_Requirement:_
Which lines of the material contain the word "information"? Show each one.

************

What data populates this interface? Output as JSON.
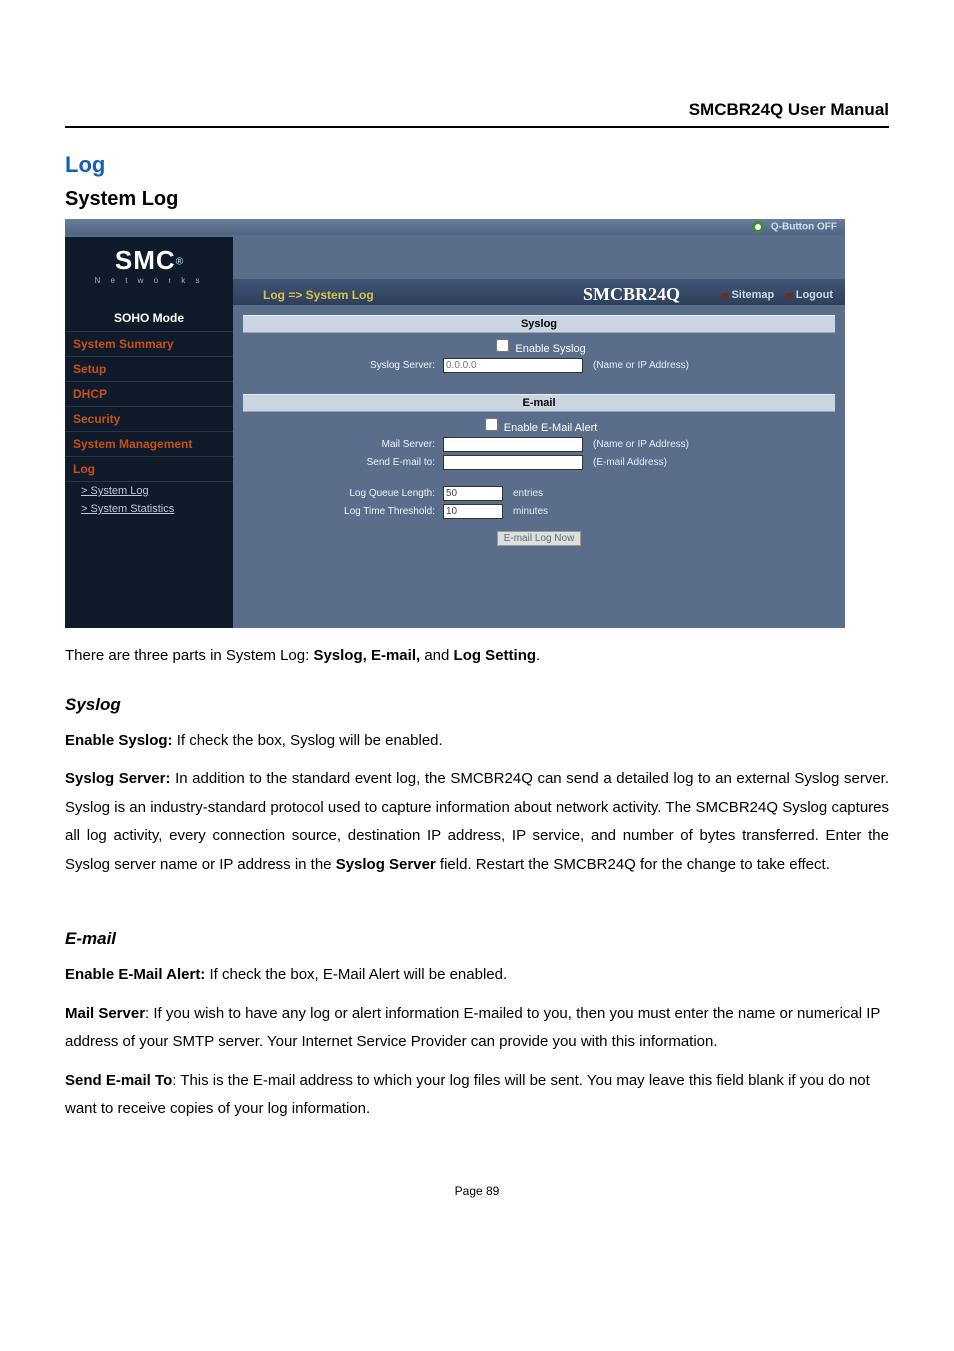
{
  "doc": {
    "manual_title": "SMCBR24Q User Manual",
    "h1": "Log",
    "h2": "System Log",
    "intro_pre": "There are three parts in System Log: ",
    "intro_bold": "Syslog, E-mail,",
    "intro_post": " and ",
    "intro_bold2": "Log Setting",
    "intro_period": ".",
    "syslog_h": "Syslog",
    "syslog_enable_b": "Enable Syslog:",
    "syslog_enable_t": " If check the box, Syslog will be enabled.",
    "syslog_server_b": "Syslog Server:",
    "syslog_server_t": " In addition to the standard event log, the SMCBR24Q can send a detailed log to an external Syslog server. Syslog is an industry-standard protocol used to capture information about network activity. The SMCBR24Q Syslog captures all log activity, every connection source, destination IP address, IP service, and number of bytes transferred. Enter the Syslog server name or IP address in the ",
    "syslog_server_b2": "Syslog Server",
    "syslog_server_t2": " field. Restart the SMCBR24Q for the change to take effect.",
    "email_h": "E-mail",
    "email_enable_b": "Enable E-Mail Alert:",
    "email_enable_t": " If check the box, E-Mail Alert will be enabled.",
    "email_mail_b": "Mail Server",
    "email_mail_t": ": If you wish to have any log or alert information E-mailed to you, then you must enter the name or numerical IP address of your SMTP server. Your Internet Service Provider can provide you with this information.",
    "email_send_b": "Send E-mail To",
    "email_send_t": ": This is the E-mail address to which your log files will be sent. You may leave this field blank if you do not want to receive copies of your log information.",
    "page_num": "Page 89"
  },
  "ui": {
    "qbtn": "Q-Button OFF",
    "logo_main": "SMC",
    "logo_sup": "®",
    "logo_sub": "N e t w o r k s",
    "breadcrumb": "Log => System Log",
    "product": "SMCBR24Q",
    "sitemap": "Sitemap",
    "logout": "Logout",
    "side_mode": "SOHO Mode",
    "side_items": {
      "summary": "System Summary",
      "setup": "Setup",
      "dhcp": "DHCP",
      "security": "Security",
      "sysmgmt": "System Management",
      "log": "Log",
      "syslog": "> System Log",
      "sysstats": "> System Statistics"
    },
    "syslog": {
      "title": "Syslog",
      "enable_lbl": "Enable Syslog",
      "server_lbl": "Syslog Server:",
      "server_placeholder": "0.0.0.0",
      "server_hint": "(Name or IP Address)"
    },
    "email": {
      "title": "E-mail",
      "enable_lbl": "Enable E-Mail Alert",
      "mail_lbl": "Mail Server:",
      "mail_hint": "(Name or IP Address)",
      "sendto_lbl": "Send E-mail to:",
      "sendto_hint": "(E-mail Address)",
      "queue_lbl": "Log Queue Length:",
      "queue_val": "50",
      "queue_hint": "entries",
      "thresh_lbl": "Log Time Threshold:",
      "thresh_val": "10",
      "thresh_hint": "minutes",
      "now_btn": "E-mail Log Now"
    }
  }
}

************

_Answer space:_
    "syslog_server_t": " In addition to the standard event log, the SMCBR24Q can send a detailed log to an external Syslog server. Syslog is an industry-standard protocol used to capture information about network activity. The SMCBR24Q Syslog captures all log activity, every connection source, destination IP address, IP service, and number of bytes transferred. Enter the Syslog server name or IP address in the ",
    "email_mail_t": ": If you wish to have any log or alert information E-mailed to you, then you must enter the name or numerical IP address of your SMTP server. Your Internet Service Provider can provide you with this information.",
    "email_send_t": ": This is the E-mail address to which your log files will be sent. You may leave this field blank if you do not want to receive copies of your log information.",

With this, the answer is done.